====== RECORDS SHOWN ======

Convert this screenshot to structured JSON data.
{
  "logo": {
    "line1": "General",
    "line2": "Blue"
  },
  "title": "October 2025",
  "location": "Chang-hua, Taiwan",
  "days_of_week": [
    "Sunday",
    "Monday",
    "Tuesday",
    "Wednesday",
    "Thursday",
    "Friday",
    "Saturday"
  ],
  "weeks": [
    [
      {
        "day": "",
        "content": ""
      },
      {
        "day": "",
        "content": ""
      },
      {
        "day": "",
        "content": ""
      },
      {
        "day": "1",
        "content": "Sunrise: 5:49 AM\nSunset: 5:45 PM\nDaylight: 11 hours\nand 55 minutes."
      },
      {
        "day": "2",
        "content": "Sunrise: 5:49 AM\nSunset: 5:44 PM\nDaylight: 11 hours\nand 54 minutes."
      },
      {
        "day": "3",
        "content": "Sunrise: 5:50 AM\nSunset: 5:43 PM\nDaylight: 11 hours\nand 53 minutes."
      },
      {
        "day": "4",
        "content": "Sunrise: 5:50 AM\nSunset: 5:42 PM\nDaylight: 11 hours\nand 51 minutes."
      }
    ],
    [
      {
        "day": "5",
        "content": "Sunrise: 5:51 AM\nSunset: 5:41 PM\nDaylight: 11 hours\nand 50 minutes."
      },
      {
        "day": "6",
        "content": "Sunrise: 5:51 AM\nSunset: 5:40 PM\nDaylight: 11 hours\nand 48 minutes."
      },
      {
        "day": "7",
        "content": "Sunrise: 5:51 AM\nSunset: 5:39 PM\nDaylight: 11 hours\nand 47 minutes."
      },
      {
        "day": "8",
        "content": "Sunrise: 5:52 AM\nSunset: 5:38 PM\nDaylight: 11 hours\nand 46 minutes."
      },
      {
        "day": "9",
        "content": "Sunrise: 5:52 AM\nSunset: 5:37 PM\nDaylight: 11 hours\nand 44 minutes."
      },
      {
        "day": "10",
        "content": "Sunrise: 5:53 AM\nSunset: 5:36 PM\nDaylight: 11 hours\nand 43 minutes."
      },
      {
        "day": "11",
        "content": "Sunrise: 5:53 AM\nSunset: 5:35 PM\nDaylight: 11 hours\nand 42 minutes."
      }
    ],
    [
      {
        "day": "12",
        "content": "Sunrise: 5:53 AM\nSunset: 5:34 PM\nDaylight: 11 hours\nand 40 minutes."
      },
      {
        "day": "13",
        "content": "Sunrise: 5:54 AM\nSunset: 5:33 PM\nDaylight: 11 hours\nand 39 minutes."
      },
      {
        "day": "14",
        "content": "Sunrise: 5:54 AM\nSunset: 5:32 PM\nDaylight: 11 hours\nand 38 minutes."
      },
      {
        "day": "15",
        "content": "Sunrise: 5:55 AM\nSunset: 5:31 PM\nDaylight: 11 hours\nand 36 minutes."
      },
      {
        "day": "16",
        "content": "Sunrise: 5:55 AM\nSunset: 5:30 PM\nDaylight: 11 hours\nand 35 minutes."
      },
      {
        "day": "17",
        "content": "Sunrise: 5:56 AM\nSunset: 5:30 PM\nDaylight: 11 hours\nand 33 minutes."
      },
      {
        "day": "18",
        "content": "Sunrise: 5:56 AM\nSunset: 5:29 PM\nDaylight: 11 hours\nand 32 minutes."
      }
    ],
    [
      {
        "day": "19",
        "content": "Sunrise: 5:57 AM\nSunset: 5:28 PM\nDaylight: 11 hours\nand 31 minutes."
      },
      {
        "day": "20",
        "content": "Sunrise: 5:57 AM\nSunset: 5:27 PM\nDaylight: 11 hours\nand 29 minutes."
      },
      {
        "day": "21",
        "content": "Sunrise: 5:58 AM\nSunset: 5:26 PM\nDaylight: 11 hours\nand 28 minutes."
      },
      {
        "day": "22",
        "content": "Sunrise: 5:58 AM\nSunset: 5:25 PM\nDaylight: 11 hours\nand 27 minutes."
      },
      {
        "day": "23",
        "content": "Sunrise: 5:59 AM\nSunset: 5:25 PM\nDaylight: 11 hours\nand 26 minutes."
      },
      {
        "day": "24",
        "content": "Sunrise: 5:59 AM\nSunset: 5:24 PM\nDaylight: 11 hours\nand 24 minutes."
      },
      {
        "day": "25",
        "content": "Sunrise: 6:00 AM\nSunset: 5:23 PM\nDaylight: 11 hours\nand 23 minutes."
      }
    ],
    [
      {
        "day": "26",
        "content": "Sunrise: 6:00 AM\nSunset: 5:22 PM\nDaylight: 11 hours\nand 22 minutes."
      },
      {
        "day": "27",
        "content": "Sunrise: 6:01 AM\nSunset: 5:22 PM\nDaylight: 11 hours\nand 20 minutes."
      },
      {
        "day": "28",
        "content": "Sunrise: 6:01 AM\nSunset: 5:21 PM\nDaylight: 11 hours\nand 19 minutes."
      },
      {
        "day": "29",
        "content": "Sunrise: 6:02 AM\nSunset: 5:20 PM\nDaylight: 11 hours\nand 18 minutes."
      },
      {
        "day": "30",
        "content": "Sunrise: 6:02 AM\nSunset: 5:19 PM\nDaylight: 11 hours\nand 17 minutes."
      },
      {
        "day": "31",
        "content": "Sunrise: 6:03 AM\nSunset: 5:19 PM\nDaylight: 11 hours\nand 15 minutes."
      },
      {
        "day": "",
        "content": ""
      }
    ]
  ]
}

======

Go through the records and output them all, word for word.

Convert this screenshot to structured JSON data.
{
  "logo": {
    "line1": "General",
    "line2": "Blue"
  },
  "title": "October 2025",
  "location": "Chang-hua, Taiwan",
  "days_of_week": [
    "Sunday",
    "Monday",
    "Tuesday",
    "Wednesday",
    "Thursday",
    "Friday",
    "Saturday"
  ],
  "weeks": [
    [
      {
        "day": "",
        "content": ""
      },
      {
        "day": "",
        "content": ""
      },
      {
        "day": "",
        "content": ""
      },
      {
        "day": "1",
        "content": "Sunrise: 5:49 AM\nSunset: 5:45 PM\nDaylight: 11 hours\nand 55 minutes."
      },
      {
        "day": "2",
        "content": "Sunrise: 5:49 AM\nSunset: 5:44 PM\nDaylight: 11 hours\nand 54 minutes."
      },
      {
        "day": "3",
        "content": "Sunrise: 5:50 AM\nSunset: 5:43 PM\nDaylight: 11 hours\nand 53 minutes."
      },
      {
        "day": "4",
        "content": "Sunrise: 5:50 AM\nSunset: 5:42 PM\nDaylight: 11 hours\nand 51 minutes."
      }
    ],
    [
      {
        "day": "5",
        "content": "Sunrise: 5:51 AM\nSunset: 5:41 PM\nDaylight: 11 hours\nand 50 minutes."
      },
      {
        "day": "6",
        "content": "Sunrise: 5:51 AM\nSunset: 5:40 PM\nDaylight: 11 hours\nand 48 minutes."
      },
      {
        "day": "7",
        "content": "Sunrise: 5:51 AM\nSunset: 5:39 PM\nDaylight: 11 hours\nand 47 minutes."
      },
      {
        "day": "8",
        "content": "Sunrise: 5:52 AM\nSunset: 5:38 PM\nDaylight: 11 hours\nand 46 minutes."
      },
      {
        "day": "9",
        "content": "Sunrise: 5:52 AM\nSunset: 5:37 PM\nDaylight: 11 hours\nand 44 minutes."
      },
      {
        "day": "10",
        "content": "Sunrise: 5:53 AM\nSunset: 5:36 PM\nDaylight: 11 hours\nand 43 minutes."
      },
      {
        "day": "11",
        "content": "Sunrise: 5:53 AM\nSunset: 5:35 PM\nDaylight: 11 hours\nand 42 minutes."
      }
    ],
    [
      {
        "day": "12",
        "content": "Sunrise: 5:53 AM\nSunset: 5:34 PM\nDaylight: 11 hours\nand 40 minutes."
      },
      {
        "day": "13",
        "content": "Sunrise: 5:54 AM\nSunset: 5:33 PM\nDaylight: 11 hours\nand 39 minutes."
      },
      {
        "day": "14",
        "content": "Sunrise: 5:54 AM\nSunset: 5:32 PM\nDaylight: 11 hours\nand 38 minutes."
      },
      {
        "day": "15",
        "content": "Sunrise: 5:55 AM\nSunset: 5:31 PM\nDaylight: 11 hours\nand 36 minutes."
      },
      {
        "day": "16",
        "content": "Sunrise: 5:55 AM\nSunset: 5:30 PM\nDaylight: 11 hours\nand 35 minutes."
      },
      {
        "day": "17",
        "content": "Sunrise: 5:56 AM\nSunset: 5:30 PM\nDaylight: 11 hours\nand 33 minutes."
      },
      {
        "day": "18",
        "content": "Sunrise: 5:56 AM\nSunset: 5:29 PM\nDaylight: 11 hours\nand 32 minutes."
      }
    ],
    [
      {
        "day": "19",
        "content": "Sunrise: 5:57 AM\nSunset: 5:28 PM\nDaylight: 11 hours\nand 31 minutes."
      },
      {
        "day": "20",
        "content": "Sunrise: 5:57 AM\nSunset: 5:27 PM\nDaylight: 11 hours\nand 29 minutes."
      },
      {
        "day": "21",
        "content": "Sunrise: 5:58 AM\nSunset: 5:26 PM\nDaylight: 11 hours\nand 28 minutes."
      },
      {
        "day": "22",
        "content": "Sunrise: 5:58 AM\nSunset: 5:25 PM\nDaylight: 11 hours\nand 27 minutes."
      },
      {
        "day": "23",
        "content": "Sunrise: 5:59 AM\nSunset: 5:25 PM\nDaylight: 11 hours\nand 26 minutes."
      },
      {
        "day": "24",
        "content": "Sunrise: 5:59 AM\nSunset: 5:24 PM\nDaylight: 11 hours\nand 24 minutes."
      },
      {
        "day": "25",
        "content": "Sunrise: 6:00 AM\nSunset: 5:23 PM\nDaylight: 11 hours\nand 23 minutes."
      }
    ],
    [
      {
        "day": "26",
        "content": "Sunrise: 6:00 AM\nSunset: 5:22 PM\nDaylight: 11 hours\nand 22 minutes."
      },
      {
        "day": "27",
        "content": "Sunrise: 6:01 AM\nSunset: 5:22 PM\nDaylight: 11 hours\nand 20 minutes."
      },
      {
        "day": "28",
        "content": "Sunrise: 6:01 AM\nSunset: 5:21 PM\nDaylight: 11 hours\nand 19 minutes."
      },
      {
        "day": "29",
        "content": "Sunrise: 6:02 AM\nSunset: 5:20 PM\nDaylight: 11 hours\nand 18 minutes."
      },
      {
        "day": "30",
        "content": "Sunrise: 6:02 AM\nSunset: 5:19 PM\nDaylight: 11 hours\nand 17 minutes."
      },
      {
        "day": "31",
        "content": "Sunrise: 6:03 AM\nSunset: 5:19 PM\nDaylight: 11 hours\nand 15 minutes."
      },
      {
        "day": "",
        "content": ""
      }
    ]
  ]
}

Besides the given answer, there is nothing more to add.